>>> stops,station etc) and all the routes are in OSM and all the other
>>> schedule information is available from some other DB
>>> C) A point where all the world's transport schedules are in OSM and get
>>> updated on a regular basis by Bots?
>> Personally, I would have stopped with A and put everything else in an
>> external database. But in the last months it
>> has become quite obvious that there are a lot of people interested
>> in this topic and are willing to invest quite a bit of time to get
>> routes added to the database. So, it looks like B is crowdsourcable, too.
>> I was only proposing to add frequencies and travel times (not timetables!)
>> to those routes that are being added to OSM anyways. They should be
>> as stable (or unstable, in the case of GB) as the routes themselves.

> I think B is eminently reachable (hey, we're not far off for monorails).

> I can't even see a way in which full schedules can currently be added to
> OSM, so this is a bit of a non-starter for the time being.  I'm not too
> fussed whether the timetable data eventually gets stored in OSM, or in
> another database - it doesn't make a huge amount of difference, so long as
> it works. If it's in OSM, it'll need to be hidden from regular map editors,
> and would probably need a separate interface. If it's in another database,
> then there would have to be some cast-iron way of linking the two
> (referencing relation IDs might work, so long as they're relatively stable),
> plus you'd probably end up with libraries or API services which combine the
> two anyway.
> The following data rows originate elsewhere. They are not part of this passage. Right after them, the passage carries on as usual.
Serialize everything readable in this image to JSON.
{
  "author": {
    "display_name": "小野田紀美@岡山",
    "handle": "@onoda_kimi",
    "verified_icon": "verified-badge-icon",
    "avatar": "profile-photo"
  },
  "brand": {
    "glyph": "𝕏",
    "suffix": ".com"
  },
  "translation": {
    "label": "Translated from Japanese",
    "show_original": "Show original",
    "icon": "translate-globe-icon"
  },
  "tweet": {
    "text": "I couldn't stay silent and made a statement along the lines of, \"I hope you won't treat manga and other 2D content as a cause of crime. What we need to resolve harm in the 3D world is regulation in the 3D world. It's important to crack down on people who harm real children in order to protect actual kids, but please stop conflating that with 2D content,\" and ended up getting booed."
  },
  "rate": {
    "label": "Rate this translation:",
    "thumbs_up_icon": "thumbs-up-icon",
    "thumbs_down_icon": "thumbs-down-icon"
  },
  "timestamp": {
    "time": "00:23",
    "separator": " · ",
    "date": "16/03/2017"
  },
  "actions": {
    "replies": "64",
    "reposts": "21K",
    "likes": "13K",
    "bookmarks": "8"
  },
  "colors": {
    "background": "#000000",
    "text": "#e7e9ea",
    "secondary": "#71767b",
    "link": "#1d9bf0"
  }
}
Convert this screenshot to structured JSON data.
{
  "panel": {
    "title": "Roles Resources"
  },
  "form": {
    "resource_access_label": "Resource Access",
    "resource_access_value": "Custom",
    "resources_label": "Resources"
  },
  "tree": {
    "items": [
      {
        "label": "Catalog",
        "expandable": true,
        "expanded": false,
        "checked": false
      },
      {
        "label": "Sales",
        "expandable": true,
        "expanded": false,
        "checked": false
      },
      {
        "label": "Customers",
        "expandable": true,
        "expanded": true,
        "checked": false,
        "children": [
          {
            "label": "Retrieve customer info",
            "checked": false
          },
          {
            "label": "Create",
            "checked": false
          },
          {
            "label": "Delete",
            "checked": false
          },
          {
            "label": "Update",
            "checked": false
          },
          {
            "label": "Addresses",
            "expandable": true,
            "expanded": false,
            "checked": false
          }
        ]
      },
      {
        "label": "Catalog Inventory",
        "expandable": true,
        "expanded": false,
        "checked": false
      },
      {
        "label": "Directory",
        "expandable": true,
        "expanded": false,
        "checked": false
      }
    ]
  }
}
> As far as I can see it, the problem of making timetable info available isn't
> so much technical, as practical and legal (although it seems that in the UK,
> operators are obliged to provide the data to Traveline?). Ticket pricing and
> seat availability is even more tricky.  As the internet becomes ever more
> essential to route planning, and as public transport climbs the political
> and environmental agenda (hopefully), I think we'll eventually get there
> though.

The bottom line is that Traveline gets its information from the copy 
of the bus timetable registration that the regulations in the UK 
require a bus company to send to the local authority.  (Slightly 
different in London and Northern Ireland).  This applies to timetables 
but not fares.  Sometimes local agreements enable richer data to be 
passed from the operator to Traveline.

>>> I suggest that we focus for now on getting all the bus stops and public
>>> transport routes from all of the 85 Google Transit feeds that are already
>>> available for reuse[2]

> I wasn't aware of these feeds. How easy are they to read (given that we only
> need route info, and not timetables)?

> To be honest, I've just been using a mixture of actual experience, and
> looking at the printed timetables, to add the route info to OSM.

I usually turn on the GPS when one a new bus route and have added 
several routes in the UK on this basis.  Sometimes it is a bit 
difficult to be sure exactly which way the bus goes and getting this 
very accurate in OSM is one of the advantages that OSM may be able to 

Peter J Stoner
UK Regional Coordinator         www.travelinedata.org.uk

a trading name of
Intelligent Travel Solutions Ltd  company number 3826797
Drury House, 34-43 Russell Street, LONDON WC2B 5HA

More information about the Talk-transit mailing list